***** SUPPLIED MATERIAL *****

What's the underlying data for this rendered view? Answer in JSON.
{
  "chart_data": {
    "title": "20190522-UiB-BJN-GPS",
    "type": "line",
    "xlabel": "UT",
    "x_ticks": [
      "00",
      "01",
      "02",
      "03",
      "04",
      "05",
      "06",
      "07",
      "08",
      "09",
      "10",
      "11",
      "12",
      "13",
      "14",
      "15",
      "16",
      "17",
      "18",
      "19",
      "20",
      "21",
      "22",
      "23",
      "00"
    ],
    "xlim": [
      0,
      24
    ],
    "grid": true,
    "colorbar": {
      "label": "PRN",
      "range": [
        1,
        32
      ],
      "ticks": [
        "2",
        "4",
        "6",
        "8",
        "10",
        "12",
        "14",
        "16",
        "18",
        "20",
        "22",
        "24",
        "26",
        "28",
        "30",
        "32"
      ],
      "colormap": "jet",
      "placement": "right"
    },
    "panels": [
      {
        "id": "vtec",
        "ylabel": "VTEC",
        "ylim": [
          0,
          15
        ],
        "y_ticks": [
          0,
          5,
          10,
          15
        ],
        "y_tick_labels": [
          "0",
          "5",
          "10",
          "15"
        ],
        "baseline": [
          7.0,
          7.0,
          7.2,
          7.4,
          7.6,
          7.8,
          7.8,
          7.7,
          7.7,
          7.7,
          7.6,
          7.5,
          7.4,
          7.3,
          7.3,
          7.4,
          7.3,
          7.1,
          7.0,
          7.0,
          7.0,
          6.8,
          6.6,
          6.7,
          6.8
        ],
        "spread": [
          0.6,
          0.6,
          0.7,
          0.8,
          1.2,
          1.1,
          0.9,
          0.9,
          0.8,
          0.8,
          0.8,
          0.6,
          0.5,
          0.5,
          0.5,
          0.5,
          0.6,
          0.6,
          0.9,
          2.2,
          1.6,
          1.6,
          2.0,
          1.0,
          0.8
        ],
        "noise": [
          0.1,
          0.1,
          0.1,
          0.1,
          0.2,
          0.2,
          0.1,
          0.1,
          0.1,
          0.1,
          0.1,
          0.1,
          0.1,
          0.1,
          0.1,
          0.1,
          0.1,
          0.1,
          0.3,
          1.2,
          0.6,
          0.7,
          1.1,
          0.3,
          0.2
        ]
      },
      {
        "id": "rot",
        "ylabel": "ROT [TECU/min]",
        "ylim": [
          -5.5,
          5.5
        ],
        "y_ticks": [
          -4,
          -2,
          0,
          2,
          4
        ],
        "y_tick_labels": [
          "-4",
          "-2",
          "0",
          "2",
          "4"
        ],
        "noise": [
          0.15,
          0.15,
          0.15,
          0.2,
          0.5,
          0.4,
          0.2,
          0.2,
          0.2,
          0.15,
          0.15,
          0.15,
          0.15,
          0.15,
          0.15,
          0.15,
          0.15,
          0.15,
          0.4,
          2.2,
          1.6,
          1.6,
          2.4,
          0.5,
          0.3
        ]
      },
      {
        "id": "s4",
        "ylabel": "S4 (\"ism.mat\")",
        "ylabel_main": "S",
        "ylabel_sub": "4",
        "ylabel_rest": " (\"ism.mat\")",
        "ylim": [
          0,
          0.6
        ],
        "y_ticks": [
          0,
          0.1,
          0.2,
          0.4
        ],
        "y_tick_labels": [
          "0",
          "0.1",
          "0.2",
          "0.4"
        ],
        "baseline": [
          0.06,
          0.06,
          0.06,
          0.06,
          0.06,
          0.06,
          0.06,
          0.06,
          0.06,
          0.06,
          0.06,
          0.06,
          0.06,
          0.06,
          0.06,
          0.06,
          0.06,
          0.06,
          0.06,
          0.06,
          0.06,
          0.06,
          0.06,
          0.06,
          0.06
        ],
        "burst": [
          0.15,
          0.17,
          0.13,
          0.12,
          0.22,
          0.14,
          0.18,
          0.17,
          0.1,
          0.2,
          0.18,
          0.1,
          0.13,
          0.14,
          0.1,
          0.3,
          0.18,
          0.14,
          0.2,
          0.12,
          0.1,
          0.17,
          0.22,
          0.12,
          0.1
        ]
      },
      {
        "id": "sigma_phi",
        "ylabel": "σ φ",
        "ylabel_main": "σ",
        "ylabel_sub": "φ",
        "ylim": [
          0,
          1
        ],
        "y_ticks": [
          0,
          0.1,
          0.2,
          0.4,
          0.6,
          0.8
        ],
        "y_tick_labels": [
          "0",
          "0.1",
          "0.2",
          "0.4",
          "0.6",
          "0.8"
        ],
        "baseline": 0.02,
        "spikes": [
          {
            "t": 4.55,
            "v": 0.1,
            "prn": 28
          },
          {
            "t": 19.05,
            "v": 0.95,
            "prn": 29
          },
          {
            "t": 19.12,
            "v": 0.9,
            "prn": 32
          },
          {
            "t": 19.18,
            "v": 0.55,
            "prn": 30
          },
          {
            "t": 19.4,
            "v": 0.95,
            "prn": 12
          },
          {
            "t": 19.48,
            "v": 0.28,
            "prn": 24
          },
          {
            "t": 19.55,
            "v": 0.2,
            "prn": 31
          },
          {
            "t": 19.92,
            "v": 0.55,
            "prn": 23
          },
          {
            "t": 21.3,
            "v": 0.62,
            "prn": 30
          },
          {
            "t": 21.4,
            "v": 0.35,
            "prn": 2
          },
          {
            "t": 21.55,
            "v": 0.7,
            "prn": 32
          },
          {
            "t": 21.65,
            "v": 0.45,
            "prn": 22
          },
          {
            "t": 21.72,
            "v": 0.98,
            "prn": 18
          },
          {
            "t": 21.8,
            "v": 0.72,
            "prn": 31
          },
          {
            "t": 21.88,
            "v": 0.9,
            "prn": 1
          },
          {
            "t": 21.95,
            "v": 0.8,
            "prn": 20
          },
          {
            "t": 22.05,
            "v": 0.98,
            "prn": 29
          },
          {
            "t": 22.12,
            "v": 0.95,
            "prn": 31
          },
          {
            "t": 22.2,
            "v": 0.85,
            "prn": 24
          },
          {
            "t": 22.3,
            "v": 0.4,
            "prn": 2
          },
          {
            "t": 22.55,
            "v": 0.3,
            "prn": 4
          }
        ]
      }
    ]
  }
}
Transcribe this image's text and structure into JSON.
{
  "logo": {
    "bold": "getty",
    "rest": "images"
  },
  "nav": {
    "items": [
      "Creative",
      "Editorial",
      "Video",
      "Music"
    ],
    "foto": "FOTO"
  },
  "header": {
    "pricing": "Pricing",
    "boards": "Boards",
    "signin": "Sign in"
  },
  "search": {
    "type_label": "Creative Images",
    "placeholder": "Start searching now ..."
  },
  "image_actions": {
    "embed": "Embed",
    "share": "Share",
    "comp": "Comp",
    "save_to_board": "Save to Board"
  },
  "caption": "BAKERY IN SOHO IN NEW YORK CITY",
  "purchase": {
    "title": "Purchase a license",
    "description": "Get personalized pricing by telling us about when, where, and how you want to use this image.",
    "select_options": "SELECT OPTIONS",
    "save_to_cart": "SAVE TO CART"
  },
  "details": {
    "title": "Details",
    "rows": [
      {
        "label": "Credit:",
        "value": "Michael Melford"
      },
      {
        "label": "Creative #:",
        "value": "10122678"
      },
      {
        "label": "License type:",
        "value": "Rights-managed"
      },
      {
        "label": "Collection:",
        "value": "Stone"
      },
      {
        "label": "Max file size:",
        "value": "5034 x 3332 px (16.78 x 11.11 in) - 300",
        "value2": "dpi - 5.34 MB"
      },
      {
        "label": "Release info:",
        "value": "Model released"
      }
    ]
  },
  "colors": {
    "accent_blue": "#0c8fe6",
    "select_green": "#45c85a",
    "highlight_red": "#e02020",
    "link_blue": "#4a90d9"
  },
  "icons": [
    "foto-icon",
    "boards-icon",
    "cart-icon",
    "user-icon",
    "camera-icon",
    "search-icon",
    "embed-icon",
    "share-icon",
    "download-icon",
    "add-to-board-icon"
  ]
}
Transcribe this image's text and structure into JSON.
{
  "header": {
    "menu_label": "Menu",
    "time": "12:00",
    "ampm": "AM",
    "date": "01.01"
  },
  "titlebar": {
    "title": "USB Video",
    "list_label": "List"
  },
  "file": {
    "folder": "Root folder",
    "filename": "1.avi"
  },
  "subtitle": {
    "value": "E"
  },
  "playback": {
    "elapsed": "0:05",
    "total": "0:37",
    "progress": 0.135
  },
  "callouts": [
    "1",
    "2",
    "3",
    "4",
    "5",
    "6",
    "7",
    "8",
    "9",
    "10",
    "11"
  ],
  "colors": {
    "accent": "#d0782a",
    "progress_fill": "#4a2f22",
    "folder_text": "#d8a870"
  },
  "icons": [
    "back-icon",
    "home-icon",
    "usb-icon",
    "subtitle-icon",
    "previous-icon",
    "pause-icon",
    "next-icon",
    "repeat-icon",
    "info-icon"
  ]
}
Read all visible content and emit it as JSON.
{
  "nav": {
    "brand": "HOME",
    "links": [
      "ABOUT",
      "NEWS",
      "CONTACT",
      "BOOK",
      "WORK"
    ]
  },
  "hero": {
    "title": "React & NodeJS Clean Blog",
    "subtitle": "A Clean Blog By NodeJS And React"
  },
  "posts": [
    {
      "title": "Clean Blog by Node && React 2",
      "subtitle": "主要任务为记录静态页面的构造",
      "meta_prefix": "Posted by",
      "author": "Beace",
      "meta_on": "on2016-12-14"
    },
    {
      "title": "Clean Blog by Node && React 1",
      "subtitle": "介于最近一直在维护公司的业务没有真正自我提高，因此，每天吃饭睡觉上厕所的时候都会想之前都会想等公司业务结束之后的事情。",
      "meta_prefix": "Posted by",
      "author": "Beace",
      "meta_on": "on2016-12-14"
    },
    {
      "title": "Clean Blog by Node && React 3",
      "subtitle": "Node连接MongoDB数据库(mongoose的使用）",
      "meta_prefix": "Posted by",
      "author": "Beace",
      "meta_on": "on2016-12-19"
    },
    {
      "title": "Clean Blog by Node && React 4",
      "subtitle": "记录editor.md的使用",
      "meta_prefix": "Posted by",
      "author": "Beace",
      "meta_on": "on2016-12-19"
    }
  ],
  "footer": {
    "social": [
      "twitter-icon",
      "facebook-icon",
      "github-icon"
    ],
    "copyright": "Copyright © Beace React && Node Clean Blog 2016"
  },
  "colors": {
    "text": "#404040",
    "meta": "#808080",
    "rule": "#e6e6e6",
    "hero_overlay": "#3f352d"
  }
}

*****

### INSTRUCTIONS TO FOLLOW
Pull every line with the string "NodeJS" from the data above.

### RESULT OF THIS TASK
    "title": "React & NodeJS Clean Blog",
    "subtitle": "A Clean Blog By NodeJS And React"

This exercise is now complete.